LABEL REPORT CARD
|How meaningful is the label?||Is the label verified?||Is the meaning of the label consistent?||Are the label standards publicly available?||Is information about the organization publicly available?||Is the organization free from conflict of interest?||Was the label developed with broad public and industry input?|
1. There is no independent organization behind the label.
2. The producer or manufacturer decides whether to use the claim and is not free from its own self-interest.
3. While there are no standards, the FTC sought public comments for its guidance on the claim.
WHAT THIS GENERAL CLAIM MEANS:
There are no specific standards for “includes biodegradable surfactants (anionic and nonionic)” or “includes biodegradable surfactants, enzymes, and brightening agents” claims. These claims may refer to some of the ingredients in cleaning products but not necessarily to the product as a whole. The Federal Trade Commission (FTC) has issued general guidelines on how the biodegradable term should be used. According to their guidance, biodegradable should mean that a material is degradable when exposed to air, moisture, bacteria or other organisms and that the materials will break down and return to nature within a reasonable short time after customary disposal.
Surfactants (surface active agents) are major components of cleaning products. Surfactants are classified according to their electrical charge: anionic (negative charge), nonionic (no charge), cationic (positive charge) and amphoteric (either positive or negative charge). Anionic surfactants are effective in removing particulates (dirt, dust) and oily solids. Soap is an anionic surfactant. Nonionic surfactants are less seriously affected by water hardness and are especially useful in products designed to require little rinsing. However, neither is environmentally preferable.
Other ingredients in cleaning products include enzymes (proteins that help break down soils), antimicrobial agents (see separate entry), and bleaching or brightening agents (which act as soil and stain removers).
Foods, drugs, and cosmetics are required to list their ingredients (with a few exceptions, such as fragrances in cosmetics), but household cleaning products are not required to disclose their ingredients (except for disinfectants or other ingredients considered to be antimicrobial pesticides).
For other similar general claims, visit label records for “biodegradable,” “biodegrades without forming microtoxins,” and “biodegradable without effluent treatment processes.”
WHO VERIFIES THIS GENERAL CLAIM?
There is no organization that verifies the use of these claims other than the company manufacturing or marketing the product, but neither the FTC nor any other organization routinely verifies the truthfulness of the claim as used on products. The FTC has issued guidance on how the term “biodegradable” should be used, and took action in the early-mind 1990’s against several companies for making unsubstantiated, misleading, and/or deceptive biodegradable claims.
CONSUMERS UNION EVALUATION:
How meaningful is the label?
The “includes biodegradable surfactants (anionic and nonionic)” and “includes biodegradable surfactants, enzymes, and brightening agents” claims are somewhat meaningful but in some cases can be misleading. They do not refer to the product as a whole (i.e. there may be non-biodegradable ingredients as well) and they are frequently misleading since many ingredients in soap and detergent products are biodegradable whether labeled as such or not.

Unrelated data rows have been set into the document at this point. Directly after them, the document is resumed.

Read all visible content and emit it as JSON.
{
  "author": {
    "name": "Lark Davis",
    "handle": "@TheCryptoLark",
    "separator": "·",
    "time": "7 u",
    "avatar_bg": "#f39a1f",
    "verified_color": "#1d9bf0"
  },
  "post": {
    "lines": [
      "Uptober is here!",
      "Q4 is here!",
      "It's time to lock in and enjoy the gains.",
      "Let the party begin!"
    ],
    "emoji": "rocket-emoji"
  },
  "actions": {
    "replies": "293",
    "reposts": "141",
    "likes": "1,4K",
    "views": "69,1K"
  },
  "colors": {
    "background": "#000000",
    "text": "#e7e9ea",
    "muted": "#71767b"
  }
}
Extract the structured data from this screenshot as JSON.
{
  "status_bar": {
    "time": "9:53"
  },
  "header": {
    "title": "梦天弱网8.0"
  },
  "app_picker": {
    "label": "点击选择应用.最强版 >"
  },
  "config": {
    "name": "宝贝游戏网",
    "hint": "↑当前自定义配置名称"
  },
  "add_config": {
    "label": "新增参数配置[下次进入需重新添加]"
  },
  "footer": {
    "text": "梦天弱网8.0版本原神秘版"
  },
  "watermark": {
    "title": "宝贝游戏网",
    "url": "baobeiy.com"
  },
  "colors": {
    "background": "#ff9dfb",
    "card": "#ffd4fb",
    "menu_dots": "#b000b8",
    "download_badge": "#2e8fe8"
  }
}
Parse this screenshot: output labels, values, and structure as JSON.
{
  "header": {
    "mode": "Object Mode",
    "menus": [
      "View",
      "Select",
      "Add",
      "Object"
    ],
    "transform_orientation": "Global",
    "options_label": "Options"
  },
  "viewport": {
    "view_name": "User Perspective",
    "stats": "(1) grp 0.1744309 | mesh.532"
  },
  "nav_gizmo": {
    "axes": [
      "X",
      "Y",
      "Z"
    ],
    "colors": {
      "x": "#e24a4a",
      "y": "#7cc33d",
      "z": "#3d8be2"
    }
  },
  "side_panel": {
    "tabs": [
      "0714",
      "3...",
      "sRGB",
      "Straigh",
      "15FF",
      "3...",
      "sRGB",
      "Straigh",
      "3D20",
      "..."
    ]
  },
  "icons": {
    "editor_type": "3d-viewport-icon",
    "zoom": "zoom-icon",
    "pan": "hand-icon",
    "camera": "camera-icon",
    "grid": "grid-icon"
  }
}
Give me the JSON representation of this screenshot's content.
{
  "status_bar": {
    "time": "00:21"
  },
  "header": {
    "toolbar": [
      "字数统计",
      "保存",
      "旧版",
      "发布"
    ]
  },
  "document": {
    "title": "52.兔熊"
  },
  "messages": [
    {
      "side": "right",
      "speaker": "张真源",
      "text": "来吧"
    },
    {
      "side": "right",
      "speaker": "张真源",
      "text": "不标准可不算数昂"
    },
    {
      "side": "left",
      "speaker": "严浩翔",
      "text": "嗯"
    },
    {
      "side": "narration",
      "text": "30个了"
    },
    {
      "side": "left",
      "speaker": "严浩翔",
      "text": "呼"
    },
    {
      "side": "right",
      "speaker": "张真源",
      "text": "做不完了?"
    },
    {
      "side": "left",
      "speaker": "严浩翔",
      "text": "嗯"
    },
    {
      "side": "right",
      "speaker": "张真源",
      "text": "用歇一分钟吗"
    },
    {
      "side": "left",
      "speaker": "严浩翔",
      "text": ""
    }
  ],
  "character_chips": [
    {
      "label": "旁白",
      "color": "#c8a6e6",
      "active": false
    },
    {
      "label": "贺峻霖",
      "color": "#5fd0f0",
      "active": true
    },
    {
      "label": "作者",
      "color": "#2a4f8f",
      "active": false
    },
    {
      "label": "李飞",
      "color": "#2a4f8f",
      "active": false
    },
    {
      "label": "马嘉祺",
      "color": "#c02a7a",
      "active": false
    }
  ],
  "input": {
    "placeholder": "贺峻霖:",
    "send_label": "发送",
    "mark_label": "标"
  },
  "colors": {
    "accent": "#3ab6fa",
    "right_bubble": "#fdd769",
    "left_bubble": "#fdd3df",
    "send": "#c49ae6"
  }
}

According to FTC guidance, what a “reasonably short time” is depends on where the product is disposed. For products that go down the drain, like detergents and shampoos, FTC guidance states that “a reasonably short period of time” would be about the same time that it takes for sewage to be processed in wastewater treatment systems. Many surfactants, the major components of cleaning products, have been tested and found to be biodegradable.
Of course, just because a product or ingredient is biodegradable does not mean it is healthy or safe for you or the environment. And saying something is “biodegradable” does not tell you how long or under what conditions it will biodegrade. For example, DDT biodegrades extremely slowly, and biodegrades to the compounds DDD and DDE, both of which are more toxic and more dangerous than the original DDT.
To learn more about what is meant by this term, as applied to a specific product, consumers must contact the manufacturer. If a manufacturer has solid scientific evidence demonstrating that the product will break down and decompose into by-products found in nature in a short period of time, then claiming that it is “biodegradable” is not deceptive.
Does an organization verify that the label standards are met?
No. The FTC can investigate labels after they have been put on the market if they feel they are deceiving the consumer under section 5 of the Federal Trade Commission Act to prevent deception and unfairness in the marketplace. However, it does not routinely check or verify “biodegradable” claims.
Is the meaning of the label consistent?
Are the label standards publicly available?
No, there are no standards behind the label.
Is information about the standard organization publicly available?
No, there is no independent organization behind the label.
Is the organization behind the label free from conflict of interest?
No. There is no organization independently certifying this claim. The producer or manufacturer decides whether to use the claim and is not free from its own self-interest.
Was the label developed with broad public and industry input?
Yes, the FTC sought public comments when its guidelines were developed.